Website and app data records
________

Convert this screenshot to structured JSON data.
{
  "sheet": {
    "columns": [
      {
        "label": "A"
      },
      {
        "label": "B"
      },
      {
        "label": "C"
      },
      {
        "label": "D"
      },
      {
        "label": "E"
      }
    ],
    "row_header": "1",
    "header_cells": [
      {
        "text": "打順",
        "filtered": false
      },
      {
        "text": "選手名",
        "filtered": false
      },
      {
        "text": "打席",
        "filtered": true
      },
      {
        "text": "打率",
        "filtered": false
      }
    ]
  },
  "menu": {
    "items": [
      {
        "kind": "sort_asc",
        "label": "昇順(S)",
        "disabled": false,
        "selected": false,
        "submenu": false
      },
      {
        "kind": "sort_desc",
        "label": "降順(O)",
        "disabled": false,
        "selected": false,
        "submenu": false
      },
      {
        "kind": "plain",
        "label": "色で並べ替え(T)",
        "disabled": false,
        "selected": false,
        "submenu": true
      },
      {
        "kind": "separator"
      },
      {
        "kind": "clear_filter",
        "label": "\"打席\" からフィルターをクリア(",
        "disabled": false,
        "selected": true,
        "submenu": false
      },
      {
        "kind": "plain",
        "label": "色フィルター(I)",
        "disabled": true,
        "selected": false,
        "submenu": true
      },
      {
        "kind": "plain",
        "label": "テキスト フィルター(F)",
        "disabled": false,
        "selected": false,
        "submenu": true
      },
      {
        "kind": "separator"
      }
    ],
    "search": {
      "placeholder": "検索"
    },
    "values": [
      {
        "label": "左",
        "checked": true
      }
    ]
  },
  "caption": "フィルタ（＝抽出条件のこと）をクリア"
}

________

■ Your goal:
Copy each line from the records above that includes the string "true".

■ Response below:
        "filtered": true
        "submenu": true
        "selected": true,
        "disabled": true,
        "submenu": true
        "submenu": true
        "checked": true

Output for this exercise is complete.